→ **How to complete this task**
Tally every line in the entries below that holds "support", then give only the total.

Items from an interface collection
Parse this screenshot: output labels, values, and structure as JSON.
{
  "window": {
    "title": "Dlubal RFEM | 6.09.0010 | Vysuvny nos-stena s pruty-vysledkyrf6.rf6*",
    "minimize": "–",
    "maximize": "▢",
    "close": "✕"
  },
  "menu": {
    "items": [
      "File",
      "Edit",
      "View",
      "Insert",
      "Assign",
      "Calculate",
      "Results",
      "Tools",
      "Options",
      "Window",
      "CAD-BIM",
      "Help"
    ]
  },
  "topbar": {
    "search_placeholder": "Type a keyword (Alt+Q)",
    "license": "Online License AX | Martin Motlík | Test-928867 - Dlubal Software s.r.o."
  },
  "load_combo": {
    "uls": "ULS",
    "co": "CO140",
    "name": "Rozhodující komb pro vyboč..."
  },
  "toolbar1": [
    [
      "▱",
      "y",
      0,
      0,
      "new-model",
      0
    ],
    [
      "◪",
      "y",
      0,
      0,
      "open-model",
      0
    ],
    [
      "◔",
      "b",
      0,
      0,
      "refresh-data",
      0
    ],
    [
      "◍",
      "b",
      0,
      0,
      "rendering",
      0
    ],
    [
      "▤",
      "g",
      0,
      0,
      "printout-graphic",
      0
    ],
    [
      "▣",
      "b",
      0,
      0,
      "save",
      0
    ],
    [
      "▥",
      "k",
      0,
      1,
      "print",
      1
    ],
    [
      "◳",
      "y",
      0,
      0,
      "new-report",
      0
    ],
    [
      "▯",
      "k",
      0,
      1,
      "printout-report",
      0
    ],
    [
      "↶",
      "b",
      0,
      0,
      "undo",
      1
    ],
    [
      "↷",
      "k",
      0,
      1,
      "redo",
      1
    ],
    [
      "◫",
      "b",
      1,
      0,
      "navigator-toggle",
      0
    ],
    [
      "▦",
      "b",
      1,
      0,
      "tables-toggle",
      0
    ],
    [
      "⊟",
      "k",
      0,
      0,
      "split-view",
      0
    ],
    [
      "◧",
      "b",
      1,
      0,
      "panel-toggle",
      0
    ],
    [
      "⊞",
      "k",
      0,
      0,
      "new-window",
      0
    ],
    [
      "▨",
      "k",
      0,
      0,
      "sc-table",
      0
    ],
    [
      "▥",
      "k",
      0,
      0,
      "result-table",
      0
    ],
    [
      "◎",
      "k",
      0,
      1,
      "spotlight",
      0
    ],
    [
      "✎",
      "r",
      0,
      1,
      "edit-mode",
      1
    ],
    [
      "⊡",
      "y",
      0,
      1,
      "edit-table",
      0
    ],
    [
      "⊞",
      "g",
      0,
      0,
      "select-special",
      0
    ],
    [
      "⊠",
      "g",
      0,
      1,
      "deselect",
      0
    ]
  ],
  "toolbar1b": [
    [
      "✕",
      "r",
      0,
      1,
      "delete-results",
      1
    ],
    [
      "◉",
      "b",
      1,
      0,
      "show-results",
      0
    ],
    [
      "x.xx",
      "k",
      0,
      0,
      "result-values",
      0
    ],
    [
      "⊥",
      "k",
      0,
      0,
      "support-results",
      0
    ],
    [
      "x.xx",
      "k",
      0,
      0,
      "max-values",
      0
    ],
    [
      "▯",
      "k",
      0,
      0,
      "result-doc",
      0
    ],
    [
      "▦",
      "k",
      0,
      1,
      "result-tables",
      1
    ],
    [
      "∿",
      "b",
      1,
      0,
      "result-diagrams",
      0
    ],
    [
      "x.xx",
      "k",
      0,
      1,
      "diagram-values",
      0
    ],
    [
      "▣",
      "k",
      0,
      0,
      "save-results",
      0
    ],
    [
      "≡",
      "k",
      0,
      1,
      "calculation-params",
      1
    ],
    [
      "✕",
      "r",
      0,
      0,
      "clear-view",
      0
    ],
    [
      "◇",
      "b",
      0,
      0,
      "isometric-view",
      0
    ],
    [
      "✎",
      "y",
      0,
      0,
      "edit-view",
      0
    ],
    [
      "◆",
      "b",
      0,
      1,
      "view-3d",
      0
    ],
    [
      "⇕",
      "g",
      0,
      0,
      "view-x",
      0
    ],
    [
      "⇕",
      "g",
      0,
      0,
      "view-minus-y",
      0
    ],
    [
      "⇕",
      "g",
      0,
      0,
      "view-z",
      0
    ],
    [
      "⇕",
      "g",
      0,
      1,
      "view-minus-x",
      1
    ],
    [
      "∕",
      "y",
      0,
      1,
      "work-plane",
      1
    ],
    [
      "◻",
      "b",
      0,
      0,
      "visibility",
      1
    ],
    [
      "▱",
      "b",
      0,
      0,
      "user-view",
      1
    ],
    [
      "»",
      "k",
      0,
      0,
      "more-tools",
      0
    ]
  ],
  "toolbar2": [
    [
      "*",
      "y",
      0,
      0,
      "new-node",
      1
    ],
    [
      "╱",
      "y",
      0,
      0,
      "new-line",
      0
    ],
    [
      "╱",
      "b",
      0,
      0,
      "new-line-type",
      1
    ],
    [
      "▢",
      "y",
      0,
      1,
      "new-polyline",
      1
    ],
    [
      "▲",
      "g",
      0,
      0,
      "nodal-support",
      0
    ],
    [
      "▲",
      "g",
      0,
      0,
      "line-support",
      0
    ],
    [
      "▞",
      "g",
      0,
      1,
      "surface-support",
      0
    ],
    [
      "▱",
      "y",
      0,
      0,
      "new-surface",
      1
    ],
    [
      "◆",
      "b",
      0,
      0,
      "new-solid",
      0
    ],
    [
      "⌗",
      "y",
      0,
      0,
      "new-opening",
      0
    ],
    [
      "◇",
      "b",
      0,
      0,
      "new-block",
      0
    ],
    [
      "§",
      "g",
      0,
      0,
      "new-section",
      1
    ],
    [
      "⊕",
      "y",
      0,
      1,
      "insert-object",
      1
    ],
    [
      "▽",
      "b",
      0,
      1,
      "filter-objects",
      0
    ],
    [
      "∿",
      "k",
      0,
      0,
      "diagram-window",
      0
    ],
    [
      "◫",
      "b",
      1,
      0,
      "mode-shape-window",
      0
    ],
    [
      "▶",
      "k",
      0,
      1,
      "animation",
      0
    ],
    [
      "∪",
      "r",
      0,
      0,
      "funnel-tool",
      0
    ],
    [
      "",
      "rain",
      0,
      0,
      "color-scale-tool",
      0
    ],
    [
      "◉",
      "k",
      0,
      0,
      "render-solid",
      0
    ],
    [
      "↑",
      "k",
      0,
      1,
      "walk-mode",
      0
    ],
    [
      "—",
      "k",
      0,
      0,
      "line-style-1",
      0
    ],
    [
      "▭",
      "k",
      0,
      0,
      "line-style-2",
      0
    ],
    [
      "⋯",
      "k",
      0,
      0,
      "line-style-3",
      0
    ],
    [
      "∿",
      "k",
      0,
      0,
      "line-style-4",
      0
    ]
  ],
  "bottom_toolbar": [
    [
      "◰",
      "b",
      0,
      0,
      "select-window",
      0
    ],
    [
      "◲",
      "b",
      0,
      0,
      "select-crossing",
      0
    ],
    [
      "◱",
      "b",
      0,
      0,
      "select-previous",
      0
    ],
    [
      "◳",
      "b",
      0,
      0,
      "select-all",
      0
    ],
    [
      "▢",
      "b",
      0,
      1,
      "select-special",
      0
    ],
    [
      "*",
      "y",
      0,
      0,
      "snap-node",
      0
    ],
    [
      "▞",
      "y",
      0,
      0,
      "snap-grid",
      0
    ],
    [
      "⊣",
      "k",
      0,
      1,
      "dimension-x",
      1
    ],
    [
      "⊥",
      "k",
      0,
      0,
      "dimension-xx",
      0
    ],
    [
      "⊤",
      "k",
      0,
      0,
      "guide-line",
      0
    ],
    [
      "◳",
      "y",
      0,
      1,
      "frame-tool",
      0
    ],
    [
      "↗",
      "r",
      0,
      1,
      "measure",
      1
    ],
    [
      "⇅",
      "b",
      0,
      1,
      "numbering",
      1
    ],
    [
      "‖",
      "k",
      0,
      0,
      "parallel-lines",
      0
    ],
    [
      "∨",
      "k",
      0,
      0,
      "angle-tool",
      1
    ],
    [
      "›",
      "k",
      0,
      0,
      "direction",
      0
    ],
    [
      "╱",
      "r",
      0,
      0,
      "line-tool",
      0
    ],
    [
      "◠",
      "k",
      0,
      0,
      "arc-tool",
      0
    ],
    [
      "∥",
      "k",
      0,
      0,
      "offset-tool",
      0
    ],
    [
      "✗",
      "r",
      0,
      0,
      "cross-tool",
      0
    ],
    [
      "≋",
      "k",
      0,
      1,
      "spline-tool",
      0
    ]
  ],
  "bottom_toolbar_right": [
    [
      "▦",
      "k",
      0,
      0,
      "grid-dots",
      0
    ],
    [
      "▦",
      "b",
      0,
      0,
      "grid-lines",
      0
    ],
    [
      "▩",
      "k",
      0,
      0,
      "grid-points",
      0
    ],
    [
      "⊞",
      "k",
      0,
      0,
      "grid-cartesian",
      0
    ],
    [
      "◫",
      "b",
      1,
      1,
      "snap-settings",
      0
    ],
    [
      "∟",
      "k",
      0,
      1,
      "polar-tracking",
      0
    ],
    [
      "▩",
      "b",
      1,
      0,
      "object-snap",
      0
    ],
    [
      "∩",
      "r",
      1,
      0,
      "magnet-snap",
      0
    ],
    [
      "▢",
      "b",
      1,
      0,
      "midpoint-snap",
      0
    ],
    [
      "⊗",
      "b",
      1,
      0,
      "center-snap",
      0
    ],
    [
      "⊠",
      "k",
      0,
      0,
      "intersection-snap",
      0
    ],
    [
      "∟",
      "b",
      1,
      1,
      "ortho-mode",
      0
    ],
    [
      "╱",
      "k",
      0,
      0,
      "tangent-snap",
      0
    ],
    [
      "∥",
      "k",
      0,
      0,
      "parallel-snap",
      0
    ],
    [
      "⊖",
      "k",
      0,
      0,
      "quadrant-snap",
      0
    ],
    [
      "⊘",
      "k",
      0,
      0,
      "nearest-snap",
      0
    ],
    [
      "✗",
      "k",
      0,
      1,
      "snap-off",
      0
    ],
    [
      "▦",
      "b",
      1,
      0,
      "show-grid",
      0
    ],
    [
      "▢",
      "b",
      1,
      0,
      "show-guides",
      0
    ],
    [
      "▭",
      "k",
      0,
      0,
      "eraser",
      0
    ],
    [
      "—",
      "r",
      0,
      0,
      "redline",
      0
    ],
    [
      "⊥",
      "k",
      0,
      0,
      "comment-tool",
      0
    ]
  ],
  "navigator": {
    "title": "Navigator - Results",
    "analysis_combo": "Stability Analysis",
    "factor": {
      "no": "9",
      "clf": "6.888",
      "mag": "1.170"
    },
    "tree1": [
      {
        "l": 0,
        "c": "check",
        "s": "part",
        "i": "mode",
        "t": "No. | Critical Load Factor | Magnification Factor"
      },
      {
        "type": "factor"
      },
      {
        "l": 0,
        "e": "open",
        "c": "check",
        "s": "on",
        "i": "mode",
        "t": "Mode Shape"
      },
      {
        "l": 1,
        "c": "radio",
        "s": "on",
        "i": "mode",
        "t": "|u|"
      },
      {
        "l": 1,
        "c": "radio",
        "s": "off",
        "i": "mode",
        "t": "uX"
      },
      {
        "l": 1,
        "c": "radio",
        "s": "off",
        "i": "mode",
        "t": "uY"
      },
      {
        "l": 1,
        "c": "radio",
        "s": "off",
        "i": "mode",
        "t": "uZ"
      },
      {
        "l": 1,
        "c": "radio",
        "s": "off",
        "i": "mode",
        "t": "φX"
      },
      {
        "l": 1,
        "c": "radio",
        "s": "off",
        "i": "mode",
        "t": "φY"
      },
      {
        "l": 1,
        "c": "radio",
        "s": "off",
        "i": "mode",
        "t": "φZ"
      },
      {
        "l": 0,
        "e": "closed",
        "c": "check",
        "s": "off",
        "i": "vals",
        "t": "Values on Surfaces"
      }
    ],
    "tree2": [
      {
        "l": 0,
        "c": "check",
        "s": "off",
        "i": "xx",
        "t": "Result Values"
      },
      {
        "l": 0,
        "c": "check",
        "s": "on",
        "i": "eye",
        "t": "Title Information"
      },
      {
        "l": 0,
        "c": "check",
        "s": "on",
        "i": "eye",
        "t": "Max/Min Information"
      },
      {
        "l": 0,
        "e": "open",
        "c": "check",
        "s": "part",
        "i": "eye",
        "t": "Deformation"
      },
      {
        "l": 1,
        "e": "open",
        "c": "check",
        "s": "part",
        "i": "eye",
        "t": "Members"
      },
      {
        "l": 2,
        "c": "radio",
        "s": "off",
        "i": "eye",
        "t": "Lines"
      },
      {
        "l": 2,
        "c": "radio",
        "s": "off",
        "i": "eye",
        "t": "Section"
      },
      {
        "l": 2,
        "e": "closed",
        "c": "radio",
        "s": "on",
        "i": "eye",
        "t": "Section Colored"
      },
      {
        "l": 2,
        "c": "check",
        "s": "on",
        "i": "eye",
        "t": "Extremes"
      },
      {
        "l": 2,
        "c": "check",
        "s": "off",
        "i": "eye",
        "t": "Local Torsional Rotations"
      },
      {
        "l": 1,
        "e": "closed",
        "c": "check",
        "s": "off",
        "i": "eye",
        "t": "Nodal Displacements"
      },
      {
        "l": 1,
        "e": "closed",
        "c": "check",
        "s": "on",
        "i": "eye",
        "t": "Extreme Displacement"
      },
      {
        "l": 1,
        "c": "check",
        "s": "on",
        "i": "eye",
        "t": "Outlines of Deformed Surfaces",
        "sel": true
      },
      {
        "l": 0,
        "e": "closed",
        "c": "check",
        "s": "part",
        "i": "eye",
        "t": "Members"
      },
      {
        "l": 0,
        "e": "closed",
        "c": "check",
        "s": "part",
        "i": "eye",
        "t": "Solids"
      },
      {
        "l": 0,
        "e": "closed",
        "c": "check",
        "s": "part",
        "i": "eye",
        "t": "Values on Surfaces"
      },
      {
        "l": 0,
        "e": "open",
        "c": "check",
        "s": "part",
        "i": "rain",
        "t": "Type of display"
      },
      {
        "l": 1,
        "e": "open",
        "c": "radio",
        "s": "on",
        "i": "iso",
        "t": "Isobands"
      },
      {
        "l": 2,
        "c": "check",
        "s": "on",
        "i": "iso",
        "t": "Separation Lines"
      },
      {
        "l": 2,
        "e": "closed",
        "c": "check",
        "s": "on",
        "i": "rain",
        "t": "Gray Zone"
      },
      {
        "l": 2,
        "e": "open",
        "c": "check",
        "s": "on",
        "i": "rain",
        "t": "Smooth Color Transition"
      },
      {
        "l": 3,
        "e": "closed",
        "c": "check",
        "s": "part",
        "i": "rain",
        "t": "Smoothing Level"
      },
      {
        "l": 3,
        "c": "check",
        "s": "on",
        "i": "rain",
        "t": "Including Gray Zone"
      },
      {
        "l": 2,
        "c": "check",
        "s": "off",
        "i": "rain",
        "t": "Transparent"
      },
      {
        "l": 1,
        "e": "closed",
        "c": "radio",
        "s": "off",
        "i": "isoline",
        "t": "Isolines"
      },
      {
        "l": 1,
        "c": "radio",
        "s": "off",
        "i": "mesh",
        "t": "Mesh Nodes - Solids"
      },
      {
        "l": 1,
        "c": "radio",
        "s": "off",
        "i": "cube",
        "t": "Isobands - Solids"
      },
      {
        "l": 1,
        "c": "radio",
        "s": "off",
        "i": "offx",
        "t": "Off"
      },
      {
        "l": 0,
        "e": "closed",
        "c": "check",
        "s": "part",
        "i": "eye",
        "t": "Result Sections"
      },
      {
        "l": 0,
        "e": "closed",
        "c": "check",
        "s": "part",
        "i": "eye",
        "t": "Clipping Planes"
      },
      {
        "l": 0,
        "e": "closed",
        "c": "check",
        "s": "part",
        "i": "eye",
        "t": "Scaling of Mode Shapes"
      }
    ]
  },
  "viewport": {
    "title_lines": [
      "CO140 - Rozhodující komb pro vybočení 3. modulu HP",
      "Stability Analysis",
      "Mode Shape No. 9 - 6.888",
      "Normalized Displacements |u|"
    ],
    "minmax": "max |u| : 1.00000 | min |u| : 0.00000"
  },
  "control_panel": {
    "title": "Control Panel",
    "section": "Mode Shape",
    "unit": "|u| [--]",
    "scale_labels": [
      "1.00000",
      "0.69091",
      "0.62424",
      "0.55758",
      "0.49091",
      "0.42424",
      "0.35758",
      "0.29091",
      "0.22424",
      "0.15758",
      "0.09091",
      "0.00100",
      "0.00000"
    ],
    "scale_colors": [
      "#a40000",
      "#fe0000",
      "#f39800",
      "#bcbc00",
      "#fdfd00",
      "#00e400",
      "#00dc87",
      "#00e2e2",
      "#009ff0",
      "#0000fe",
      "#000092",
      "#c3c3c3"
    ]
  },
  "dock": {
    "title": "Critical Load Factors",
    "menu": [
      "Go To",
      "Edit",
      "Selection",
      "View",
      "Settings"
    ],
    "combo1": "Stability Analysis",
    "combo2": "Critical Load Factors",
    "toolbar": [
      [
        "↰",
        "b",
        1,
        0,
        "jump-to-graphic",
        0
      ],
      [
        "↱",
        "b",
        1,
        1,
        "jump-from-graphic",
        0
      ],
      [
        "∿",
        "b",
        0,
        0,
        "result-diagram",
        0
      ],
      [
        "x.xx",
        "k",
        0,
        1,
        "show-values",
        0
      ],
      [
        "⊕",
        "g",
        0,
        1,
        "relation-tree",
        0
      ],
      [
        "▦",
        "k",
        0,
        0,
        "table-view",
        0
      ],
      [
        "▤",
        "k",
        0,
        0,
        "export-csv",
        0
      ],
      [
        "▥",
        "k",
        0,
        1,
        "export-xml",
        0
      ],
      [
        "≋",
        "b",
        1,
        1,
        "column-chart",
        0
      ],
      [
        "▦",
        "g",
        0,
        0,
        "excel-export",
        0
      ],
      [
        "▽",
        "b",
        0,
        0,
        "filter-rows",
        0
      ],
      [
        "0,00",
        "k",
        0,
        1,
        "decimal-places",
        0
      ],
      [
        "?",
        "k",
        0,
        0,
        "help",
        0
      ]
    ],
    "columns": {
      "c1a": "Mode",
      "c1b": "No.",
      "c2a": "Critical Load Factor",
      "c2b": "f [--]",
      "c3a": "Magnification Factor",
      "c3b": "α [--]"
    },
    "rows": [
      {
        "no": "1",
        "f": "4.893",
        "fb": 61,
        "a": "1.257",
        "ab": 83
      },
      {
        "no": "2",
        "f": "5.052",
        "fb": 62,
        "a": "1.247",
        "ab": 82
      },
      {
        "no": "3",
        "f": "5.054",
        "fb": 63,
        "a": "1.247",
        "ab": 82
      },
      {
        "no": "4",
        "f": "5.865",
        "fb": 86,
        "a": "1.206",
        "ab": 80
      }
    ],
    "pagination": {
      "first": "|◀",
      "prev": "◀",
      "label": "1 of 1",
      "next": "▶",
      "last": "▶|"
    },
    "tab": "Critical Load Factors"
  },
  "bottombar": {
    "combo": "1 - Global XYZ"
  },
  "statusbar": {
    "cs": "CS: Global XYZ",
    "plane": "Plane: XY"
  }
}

→ **Solved problem**
4